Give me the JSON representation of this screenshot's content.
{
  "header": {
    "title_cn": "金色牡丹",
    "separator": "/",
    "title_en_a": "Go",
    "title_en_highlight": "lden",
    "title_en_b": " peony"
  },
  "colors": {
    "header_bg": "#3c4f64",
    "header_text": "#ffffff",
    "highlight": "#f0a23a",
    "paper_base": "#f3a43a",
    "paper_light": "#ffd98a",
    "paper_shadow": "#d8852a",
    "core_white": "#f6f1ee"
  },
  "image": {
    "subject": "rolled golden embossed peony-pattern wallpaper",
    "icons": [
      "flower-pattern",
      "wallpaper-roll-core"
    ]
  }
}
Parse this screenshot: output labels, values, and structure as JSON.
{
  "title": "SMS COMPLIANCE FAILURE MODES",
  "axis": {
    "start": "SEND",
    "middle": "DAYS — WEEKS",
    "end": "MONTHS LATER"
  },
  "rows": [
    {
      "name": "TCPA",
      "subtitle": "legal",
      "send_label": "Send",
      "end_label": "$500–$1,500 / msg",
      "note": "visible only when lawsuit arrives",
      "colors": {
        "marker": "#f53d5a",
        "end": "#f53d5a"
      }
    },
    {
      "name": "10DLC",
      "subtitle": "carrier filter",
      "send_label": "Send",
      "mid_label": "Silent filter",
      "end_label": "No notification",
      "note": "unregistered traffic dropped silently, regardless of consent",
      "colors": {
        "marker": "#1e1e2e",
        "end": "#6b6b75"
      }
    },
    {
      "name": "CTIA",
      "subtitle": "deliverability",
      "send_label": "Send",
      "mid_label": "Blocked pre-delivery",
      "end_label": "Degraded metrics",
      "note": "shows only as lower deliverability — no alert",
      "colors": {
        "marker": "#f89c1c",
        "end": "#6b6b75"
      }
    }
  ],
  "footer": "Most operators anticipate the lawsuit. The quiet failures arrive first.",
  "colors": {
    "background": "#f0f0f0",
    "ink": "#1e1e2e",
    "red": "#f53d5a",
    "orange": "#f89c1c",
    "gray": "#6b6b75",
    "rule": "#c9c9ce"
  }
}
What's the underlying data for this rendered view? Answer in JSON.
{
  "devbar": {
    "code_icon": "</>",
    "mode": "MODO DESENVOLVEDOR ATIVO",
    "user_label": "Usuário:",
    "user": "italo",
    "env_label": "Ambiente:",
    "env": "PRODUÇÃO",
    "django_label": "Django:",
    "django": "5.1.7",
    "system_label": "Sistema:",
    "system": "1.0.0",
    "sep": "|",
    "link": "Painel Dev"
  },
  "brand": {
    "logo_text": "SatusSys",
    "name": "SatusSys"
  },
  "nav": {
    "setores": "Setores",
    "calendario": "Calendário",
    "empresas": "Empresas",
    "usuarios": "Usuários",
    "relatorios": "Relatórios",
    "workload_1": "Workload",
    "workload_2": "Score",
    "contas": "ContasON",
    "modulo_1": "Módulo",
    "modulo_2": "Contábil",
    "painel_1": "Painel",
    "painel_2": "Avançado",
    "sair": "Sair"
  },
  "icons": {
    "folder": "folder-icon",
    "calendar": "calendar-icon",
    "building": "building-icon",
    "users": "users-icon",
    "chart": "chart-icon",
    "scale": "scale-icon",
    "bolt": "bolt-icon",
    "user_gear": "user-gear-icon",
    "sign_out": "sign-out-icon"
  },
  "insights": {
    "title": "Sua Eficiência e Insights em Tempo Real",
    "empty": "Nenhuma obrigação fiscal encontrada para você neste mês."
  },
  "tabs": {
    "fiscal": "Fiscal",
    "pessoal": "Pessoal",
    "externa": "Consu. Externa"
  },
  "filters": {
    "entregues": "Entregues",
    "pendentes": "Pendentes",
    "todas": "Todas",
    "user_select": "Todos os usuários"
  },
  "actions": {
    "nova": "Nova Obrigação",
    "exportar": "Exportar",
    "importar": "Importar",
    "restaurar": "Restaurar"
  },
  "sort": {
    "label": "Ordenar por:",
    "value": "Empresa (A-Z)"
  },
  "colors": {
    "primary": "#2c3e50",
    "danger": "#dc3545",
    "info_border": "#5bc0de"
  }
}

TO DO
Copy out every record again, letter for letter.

EXERCISE ANSWER
Give me the JSON representation of this screenshot's content.
{
  "header": {
    "title_cn": "金色牡丹",
    "separator": "/",
    "title_en_a": "Go",
    "title_en_highlight": "lden",
    "title_en_b": " peony"
  },
  "colors": {
    "header_bg": "#3c4f64",
    "header_text": "#ffffff",
    "highlight": "#f0a23a",
    "paper_base": "#f3a43a",
    "paper_light": "#ffd98a",
    "paper_shadow": "#d8852a",
    "core_white": "#f6f1ee"
  },
  "image": {
    "subject": "rolled golden embossed peony-pattern wallpaper",
    "icons": [
      "flower-pattern",
      "wallpaper-roll-core"
    ]
  }
}
Parse this screenshot: output labels, values, and structure as JSON.
{
  "title": "SMS COMPLIANCE FAILURE MODES",
  "axis": {
    "start": "SEND",
    "middle": "DAYS — WEEKS",
    "end": "MONTHS LATER"
  },
  "rows": [
    {
      "name": "TCPA",
      "subtitle": "legal",
      "send_label": "Send",
      "end_label": "$500–$1,500 / msg",
      "note": "visible only when lawsuit arrives",
      "colors": {
        "marker": "#f53d5a",
        "end": "#f53d5a"
      }
    },
    {
      "name": "10DLC",
      "subtitle": "carrier filter",
      "send_label": "Send",
      "mid_label": "Silent filter",
      "end_label": "No notification",
      "note": "unregistered traffic dropped silently, regardless of consent",
      "colors": {
        "marker": "#1e1e2e",
        "end": "#6b6b75"
      }
    },
    {
      "name": "CTIA",
      "subtitle": "deliverability",
      "send_label": "Send",
      "mid_label": "Blocked pre-delivery",
      "end_label": "Degraded metrics",
      "note": "shows only as lower deliverability — no alert",
      "colors": {
        "marker": "#f89c1c",
        "end": "#6b6b75"
      }
    }
  ],
  "footer": "Most operators anticipate the lawsuit. The quiet failures arrive first.",
  "colors": {
    "background": "#f0f0f0",
    "ink": "#1e1e2e",
    "red": "#f53d5a",
    "orange": "#f89c1c",
    "gray": "#6b6b75",
    "rule": "#c9c9ce"
  }
}
What's the underlying data for this rendered view? Answer in JSON.
{
  "devbar": {
    "code_icon": "</>",
    "mode": "MODO DESENVOLVEDOR ATIVO",
    "user_label": "Usuário:",
    "user": "italo",
    "env_label": "Ambiente:",
    "env": "PRODUÇÃO",
    "django_label": "Django:",
    "django": "5.1.7",
    "system_label": "Sistema:",
    "system": "1.0.0",
    "sep": "|",
    "link": "Painel Dev"
  },
  "brand": {
    "logo_text": "SatusSys",
    "name": "SatusSys"
  },
  "nav": {
    "setores": "Setores",
    "calendario": "Calendário",
    "empresas": "Empresas",
    "usuarios": "Usuários",
    "relatorios": "Relatórios",
    "workload_1": "Workload",
    "workload_2": "Score",
    "contas": "ContasON",
    "modulo_1": "Módulo",
    "modulo_2": "Contábil",
    "painel_1": "Painel",
    "painel_2": "Avançado",
    "sair": "Sair"
  },
  "icons": {
    "folder": "folder-icon",
    "calendar": "calendar-icon",
    "building": "building-icon",
    "users": "users-icon",
    "chart": "chart-icon",
    "scale": "scale-icon",
    "bolt": "bolt-icon",
    "user_gear": "user-gear-icon",
    "sign_out": "sign-out-icon"
  },
  "insights": {
    "title": "Sua Eficiência e Insights em Tempo Real",
    "empty": "Nenhuma obrigação fiscal encontrada para você neste mês."
  },
  "tabs": {
    "fiscal": "Fiscal",
    "pessoal": "Pessoal",
    "externa": "Consu. Externa"
  },
  "filters": {
    "entregues": "Entregues",
    "pendentes": "Pendentes",
    "todas": "Todas",
    "user_select": "Todos os usuários"
  },
  "actions": {
    "nova": "Nova Obrigação",
    "exportar": "Exportar",
    "importar": "Importar",
    "restaurar": "Restaurar"
  },
  "sort": {
    "label": "Ordenar por:",
    "value": "Empresa (A-Z)"
  },
  "colors": {
    "primary": "#2c3e50",
    "danger": "#dc3545",
    "info_border": "#5bc0de"
  }
}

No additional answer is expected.